The 90W base station transmits at 220.0025MHz-220.9975MHz; the mobile at 221.0025MHz-221.9975MHz. Channel spacing of 5kHz is used, with modulation to meet FCC Part 90 requirements for 5kHz narrowband channels. Narrowband data rates were designed at 5,200bps uncoded and 2,880bps user data rate using standard error-correction coding. The full-duplex base station supports multiple transmit and receive channels. The half-duplex, 20W mobile unit locks to the base station signal for frequency stability and has the optional capability to receive two signals simultaneously. Receiver sensitivity of the mobile is 2110dBm for 0.01 bit-error rate (BER), uncoded, in a static environment and 295dBm for 0.01 BER in a mobile fading environment.
Blakeley said both performance and access are points supporting the proposed standard. “The real savings to the state DOTs or the federal government is that if this is going to be a function provided by a federal or state agency, they don’t have to buy any license fees; there are no usage fees; there are no message transaction fees, because they own that spectrum-that’s a huge advantage.”
The FHWA is trying to get some compatibility among the cities that were selected for the model deployment. Standardization is needed so that a radio receiver in San Antonio would work just as well as in Phoenix. Accordingly, the systems developers are using non-proprietary, open architectures. For any successful nationwide, or North American, deployment of ITS, standardization will be essential to provide vehicles with a ubiquitous system.
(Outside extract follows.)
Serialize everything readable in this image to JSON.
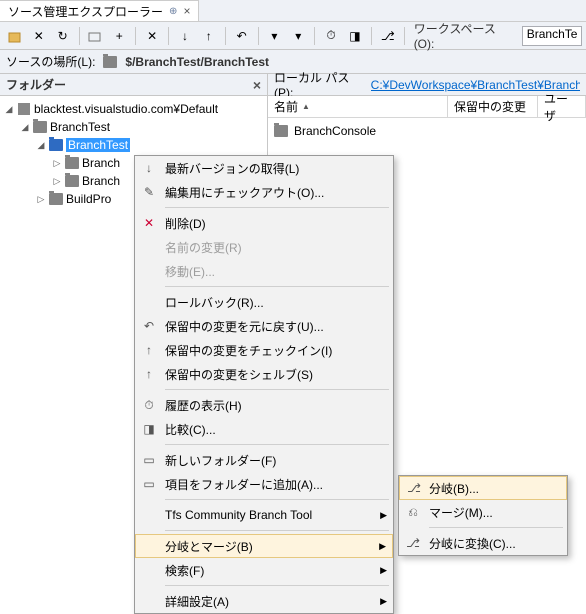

“We’re working very closely with the National Architecture Committee for ITS, that’s headed by FHWA and major contractors,” Blakeley said. “The one we’ve been speaking with most is Rockwell. They’re trying to establish a national architecture, so this could become ubiquitous in the future. If someone doesn’t establish standards like that, I don’t see that happening.”
In addition to fleet vehicles, applications for automobiles are gaining the attention of automotive electronics original equipment manufacturers (OEMs) such as Rockwell, Alpine, Siemens, Zexel and Philips. In-vehicle navigation systems are being tested in Hertz and Avis rental vehicles to give destination directions. Radio links will add the advantages of combining the GPS map data base with current traffic and detour information to compute a route based both on shortest distance and shortest time.